RIVERSIDE (CNS) – Mail-in ballots for the Nov. 3 general election will be going out to all registered voters in Riverside County in just under five weeks, but Registrar of Voters Rebecca Spencer said Tuesday that in-person voting will still be permitted with precautions.
“We’re encouraging all voters to fill out their vote-by-mail ballots and only go to the `vote centers’ if they need assistance,” Spencer said. “Voters who never received a ballot, made a mistake and voided their ballot, or who may need audio or bilingual help — those are the voters we would like to see at the vote centers.”
She further noted that individuals who choose to vote in person are not required to wear a mask. Federal law prohibits interference with exercising civic rights except under specific conditions. However, social distancing and sanitation protocols will be enforced, the registrar said.
According to Spencer, an executive order by the governor and additional action by the Legislature in response to the coronavirus pandemic requires the Office of the Registrar of Voters to make absentee ballots available to all of the roughly 1.2 million registered voters in the county.
In-person voting must still be available, though, and the county will operate 120 vote centers, beginning Oct. 31. The centers are analogous to polling stations. Additionally, 80 vote-by-mail ballot drop-off locations will be open three to four weeks ahead of election day, according to Spencer.

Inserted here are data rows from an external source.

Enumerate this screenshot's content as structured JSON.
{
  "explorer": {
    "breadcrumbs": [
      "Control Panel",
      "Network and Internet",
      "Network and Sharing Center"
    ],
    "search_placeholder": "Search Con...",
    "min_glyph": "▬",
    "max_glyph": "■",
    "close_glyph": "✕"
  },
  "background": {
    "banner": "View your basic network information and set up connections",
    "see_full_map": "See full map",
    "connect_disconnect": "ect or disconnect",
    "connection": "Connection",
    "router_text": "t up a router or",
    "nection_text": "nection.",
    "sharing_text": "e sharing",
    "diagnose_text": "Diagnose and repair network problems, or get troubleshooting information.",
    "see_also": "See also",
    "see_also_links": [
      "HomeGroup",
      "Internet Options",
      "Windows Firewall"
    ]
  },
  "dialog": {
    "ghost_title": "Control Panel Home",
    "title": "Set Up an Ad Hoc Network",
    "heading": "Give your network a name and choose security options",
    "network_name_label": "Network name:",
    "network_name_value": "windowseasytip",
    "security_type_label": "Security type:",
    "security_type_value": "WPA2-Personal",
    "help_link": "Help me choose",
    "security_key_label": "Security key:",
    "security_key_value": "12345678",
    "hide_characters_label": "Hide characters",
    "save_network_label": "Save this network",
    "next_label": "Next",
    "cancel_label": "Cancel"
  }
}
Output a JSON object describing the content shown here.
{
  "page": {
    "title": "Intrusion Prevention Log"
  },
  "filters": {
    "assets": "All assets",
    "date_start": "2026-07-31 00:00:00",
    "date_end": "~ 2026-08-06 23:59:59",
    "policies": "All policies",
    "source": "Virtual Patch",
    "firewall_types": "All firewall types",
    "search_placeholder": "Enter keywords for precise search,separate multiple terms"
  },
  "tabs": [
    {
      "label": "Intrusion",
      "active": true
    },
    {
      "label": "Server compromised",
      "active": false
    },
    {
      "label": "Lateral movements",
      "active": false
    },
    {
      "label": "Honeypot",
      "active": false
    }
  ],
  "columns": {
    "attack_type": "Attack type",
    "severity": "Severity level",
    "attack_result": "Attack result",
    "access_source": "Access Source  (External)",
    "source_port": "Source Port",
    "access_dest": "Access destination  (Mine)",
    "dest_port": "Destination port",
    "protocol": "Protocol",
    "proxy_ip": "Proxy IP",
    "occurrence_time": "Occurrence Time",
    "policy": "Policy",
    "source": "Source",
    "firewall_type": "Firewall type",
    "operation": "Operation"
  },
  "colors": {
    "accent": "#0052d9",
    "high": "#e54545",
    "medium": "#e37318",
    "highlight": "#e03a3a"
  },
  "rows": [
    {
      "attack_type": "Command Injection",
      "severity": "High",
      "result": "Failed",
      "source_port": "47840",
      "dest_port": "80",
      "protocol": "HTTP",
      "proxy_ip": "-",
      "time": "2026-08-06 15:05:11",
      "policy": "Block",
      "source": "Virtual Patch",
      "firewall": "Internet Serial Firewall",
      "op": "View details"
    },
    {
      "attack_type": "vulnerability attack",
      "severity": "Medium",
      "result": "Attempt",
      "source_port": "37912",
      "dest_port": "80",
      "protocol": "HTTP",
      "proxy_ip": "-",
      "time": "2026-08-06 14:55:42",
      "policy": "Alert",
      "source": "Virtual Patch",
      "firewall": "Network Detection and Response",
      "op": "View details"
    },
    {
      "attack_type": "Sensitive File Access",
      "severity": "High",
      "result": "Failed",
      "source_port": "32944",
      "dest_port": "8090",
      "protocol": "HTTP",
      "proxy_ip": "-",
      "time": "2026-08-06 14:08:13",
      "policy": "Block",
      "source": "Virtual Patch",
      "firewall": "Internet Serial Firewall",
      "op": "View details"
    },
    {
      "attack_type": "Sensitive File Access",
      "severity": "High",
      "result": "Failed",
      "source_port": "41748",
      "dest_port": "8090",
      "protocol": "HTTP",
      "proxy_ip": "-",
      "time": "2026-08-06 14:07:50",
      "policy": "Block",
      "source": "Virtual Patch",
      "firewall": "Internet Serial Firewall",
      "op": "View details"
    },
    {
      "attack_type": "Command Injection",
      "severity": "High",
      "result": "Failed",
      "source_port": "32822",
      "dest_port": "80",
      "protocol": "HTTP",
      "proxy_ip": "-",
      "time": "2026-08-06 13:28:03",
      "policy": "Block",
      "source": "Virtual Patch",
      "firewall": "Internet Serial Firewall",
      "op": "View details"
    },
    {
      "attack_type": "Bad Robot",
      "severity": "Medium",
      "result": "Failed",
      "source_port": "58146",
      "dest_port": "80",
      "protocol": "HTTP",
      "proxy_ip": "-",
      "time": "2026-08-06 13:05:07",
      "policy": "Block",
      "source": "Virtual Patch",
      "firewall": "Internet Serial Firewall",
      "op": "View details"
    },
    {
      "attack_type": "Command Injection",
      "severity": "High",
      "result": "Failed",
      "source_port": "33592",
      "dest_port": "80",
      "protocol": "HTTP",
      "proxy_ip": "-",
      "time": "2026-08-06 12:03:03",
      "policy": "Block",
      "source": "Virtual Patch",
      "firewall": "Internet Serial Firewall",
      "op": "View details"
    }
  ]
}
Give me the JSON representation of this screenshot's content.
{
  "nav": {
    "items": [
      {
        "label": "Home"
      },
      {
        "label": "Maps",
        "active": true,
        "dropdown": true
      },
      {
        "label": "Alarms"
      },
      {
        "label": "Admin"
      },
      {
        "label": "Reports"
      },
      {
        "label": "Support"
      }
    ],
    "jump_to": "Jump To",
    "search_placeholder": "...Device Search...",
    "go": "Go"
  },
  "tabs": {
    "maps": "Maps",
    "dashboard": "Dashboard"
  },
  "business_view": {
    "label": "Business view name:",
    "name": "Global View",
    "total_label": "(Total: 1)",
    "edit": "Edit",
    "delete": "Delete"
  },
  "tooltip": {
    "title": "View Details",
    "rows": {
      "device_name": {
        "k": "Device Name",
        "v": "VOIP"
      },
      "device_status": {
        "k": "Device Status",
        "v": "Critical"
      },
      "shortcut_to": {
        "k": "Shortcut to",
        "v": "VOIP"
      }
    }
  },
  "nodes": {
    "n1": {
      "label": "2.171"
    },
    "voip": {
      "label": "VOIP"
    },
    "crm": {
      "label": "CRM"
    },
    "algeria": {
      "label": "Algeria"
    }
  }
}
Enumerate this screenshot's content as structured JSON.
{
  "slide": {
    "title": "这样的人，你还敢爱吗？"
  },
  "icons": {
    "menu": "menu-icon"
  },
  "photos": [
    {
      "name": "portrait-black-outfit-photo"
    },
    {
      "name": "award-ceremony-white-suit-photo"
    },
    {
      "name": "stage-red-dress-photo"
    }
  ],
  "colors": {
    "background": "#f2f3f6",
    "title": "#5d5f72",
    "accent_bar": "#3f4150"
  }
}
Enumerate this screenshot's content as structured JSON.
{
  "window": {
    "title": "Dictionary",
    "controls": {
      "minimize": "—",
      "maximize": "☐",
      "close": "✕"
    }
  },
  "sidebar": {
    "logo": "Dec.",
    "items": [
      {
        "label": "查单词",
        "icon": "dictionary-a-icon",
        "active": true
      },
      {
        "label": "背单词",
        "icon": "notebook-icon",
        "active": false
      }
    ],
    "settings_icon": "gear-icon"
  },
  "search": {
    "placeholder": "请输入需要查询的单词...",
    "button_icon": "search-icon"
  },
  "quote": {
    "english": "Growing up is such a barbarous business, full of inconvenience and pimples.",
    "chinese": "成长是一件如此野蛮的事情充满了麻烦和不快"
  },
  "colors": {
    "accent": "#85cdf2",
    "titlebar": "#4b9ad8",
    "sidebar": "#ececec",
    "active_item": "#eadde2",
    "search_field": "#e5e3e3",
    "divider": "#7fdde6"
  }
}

The drop-off sites include libraries, senior centers, community centers, municipal and county offices, where registrar staff will routinely retrieve ballots deposited into secure receptacles, Spencer said.
She said the California Secretary of State’s Office has established a new “ballot trax” system that allows voters to confirm that their mail-in ballots have been processed. More information will be available on the voting guides that the county will begin distributing via mail later this month. Absentee ballots will be sent starting Oct. 5, according to Spencer.
Because of the temporary regulatory changes under California’s state of emergency, Spencer said mail-in ballots will still be counted if they’re received within 17 days of election day. The previous deadline was three days after election day.
All ballots must be postmarked on or before Nov. 3, she said.